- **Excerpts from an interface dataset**
##############################

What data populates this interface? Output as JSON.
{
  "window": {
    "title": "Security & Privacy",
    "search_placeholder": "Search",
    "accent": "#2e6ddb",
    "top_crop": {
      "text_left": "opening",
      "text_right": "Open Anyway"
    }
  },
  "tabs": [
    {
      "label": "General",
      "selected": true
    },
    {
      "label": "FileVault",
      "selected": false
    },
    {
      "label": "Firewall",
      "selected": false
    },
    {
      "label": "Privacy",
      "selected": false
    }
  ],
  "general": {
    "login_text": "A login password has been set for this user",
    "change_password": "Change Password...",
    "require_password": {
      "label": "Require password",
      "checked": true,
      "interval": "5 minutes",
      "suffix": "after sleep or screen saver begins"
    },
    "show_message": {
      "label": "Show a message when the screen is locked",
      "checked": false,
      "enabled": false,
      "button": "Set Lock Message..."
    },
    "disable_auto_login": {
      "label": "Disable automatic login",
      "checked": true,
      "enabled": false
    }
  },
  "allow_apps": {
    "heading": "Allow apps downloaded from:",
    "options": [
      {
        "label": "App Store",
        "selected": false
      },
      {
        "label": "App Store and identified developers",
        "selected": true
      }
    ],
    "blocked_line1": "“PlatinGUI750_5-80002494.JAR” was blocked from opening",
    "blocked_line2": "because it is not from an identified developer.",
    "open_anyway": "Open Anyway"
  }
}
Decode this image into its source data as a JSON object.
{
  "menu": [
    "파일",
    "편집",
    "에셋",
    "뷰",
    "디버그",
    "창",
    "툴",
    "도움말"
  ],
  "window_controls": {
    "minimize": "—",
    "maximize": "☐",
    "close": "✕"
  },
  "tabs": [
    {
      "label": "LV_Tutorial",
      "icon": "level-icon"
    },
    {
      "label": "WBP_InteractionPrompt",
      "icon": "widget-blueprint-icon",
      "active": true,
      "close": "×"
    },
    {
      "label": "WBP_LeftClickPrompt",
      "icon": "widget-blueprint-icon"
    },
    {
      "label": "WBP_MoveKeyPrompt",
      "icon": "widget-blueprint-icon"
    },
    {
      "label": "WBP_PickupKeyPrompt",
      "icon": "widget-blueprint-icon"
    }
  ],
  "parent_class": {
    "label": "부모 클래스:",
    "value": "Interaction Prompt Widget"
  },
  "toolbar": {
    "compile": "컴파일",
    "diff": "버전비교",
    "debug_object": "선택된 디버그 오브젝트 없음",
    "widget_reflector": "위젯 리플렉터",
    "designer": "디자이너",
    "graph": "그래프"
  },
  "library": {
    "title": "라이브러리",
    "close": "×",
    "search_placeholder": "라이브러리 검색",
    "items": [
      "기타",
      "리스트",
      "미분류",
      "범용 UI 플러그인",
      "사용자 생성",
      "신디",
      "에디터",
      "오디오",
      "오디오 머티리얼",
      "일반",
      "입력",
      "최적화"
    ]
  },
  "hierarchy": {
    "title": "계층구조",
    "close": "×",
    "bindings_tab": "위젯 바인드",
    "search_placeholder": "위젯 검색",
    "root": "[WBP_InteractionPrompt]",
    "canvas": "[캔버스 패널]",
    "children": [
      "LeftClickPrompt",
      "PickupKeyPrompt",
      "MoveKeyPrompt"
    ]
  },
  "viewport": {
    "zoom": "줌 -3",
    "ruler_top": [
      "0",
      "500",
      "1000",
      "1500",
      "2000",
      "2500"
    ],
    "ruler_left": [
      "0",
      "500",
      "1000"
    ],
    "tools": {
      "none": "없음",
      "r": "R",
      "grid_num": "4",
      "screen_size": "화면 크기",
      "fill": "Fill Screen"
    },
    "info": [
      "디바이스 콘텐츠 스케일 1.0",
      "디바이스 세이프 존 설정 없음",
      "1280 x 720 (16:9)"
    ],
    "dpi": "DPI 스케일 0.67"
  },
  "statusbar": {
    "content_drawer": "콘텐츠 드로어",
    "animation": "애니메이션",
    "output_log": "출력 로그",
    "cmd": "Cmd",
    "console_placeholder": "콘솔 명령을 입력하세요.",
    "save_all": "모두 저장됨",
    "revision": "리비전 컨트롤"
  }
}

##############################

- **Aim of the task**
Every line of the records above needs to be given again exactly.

- **Answer for this exercise**
What data populates this interface? Output as JSON.
{
  "window": {
    "title": "Security & Privacy",
    "search_placeholder": "Search",
    "accent": "#2e6ddb",
    "top_crop": {
      "text_left": "opening",
      "text_right": "Open Anyway"
    }
  },
  "tabs": [
    {
      "label": "General",
      "selected": true
    },
    {
      "label": "FileVault",
      "selected": false
    },
    {
      "label": "Firewall",
      "selected": false
    },
    {
      "label": "Privacy",
      "selected": false
    }
  ],
  "general": {
    "login_text": "A login password has been set for this user",
    "change_password": "Change Password...",
    "require_password": {
      "label": "Require password",
      "checked": true,
      "interval": "5 minutes",
      "suffix": "after sleep or screen saver begins"
    },
    "show_message": {
      "label": "Show a message when the screen is locked",
      "checked": false,
      "enabled": false,
      "button": "Set Lock Message..."
    },
    "disable_auto_login": {
      "label": "Disable automatic login",
      "checked": true,
      "enabled": false
    }
  },
  "allow_apps": {
    "heading": "Allow apps downloaded from:",
    "options": [
      {
        "label": "App Store",
        "selected": false
      },
      {
        "label": "App Store and identified developers",
        "selected": true
      }
    ],
    "blocked_line1": "“PlatinGUI750_5-80002494.JAR” was blocked from opening",
    "blocked_line2": "because it is not from an identified developer.",
    "open_anyway": "Open Anyway"
  }
}
Decode this image into its source data as a JSON object.
{
  "menu": [
    "파일",
    "편집",
    "에셋",
    "뷰",
    "디버그",
    "창",
    "툴",
    "도움말"
  ],
  "window_controls": {
    "minimize": "—",
    "maximize": "☐",
    "close": "✕"
  },
  "tabs": [
    {
      "label": "LV_Tutorial",
      "icon": "level-icon"
    },
    {
      "label": "WBP_InteractionPrompt",
      "icon": "widget-blueprint-icon",
      "active": true,
      "close": "×"
    },
    {
      "label": "WBP_LeftClickPrompt",
      "icon": "widget-blueprint-icon"
    },
    {
      "label": "WBP_MoveKeyPrompt",
      "icon": "widget-blueprint-icon"
    },
    {
      "label": "WBP_PickupKeyPrompt",
      "icon": "widget-blueprint-icon"
    }
  ],
  "parent_class": {
    "label": "부모 클래스:",
    "value": "Interaction Prompt Widget"
  },
  "toolbar": {
    "compile": "컴파일",
    "diff": "버전비교",
    "debug_object": "선택된 디버그 오브젝트 없음",
    "widget_reflector": "위젯 리플렉터",
    "designer": "디자이너",
    "graph": "그래프"
  },
  "library": {
    "title": "라이브러리",
    "close": "×",
    "search_placeholder": "라이브러리 검색",
    "items": [
      "기타",
      "리스트",
      "미분류",
      "범용 UI 플러그인",
      "사용자 생성",
      "신디",
      "에디터",
      "오디오",
      "오디오 머티리얼",
      "일반",
      "입력",
      "최적화"
    ]
  },
  "hierarchy": {
    "title": "계층구조",
    "close": "×",
    "bindings_tab": "위젯 바인드",
    "search_placeholder": "위젯 검색",
    "root": "[WBP_InteractionPrompt]",
    "canvas": "[캔버스 패널]",
    "children": [
      "LeftClickPrompt",
      "PickupKeyPrompt",
      "MoveKeyPrompt"
    ]
  },
  "viewport": {
    "zoom": "줌 -3",
    "ruler_top": [
      "0",
      "500",
      "1000",
      "1500",
      "2000",
      "2500"
    ],
    "ruler_left": [
      "0",
      "500",
      "1000"
    ],
    "tools": {
      "none": "없음",
      "r": "R",
      "grid_num": "4",
      "screen_size": "화면 크기",
      "fill": "Fill Screen"
    },
    "info": [
      "디바이스 콘텐츠 스케일 1.0",
      "디바이스 세이프 존 설정 없음",
      "1280 x 720 (16:9)"
    ],
    "dpi": "DPI 스케일 0.67"
  },
  "statusbar": {
    "content_drawer": "콘텐츠 드로어",
    "animation": "애니메이션",
    "output_log": "출력 로그",
    "cmd": "Cmd",
    "console_placeholder": "콘솔 명령을 입력하세요.",
    "save_all": "모두 저장됨",
    "revision": "리비전 컨트롤"
  }
}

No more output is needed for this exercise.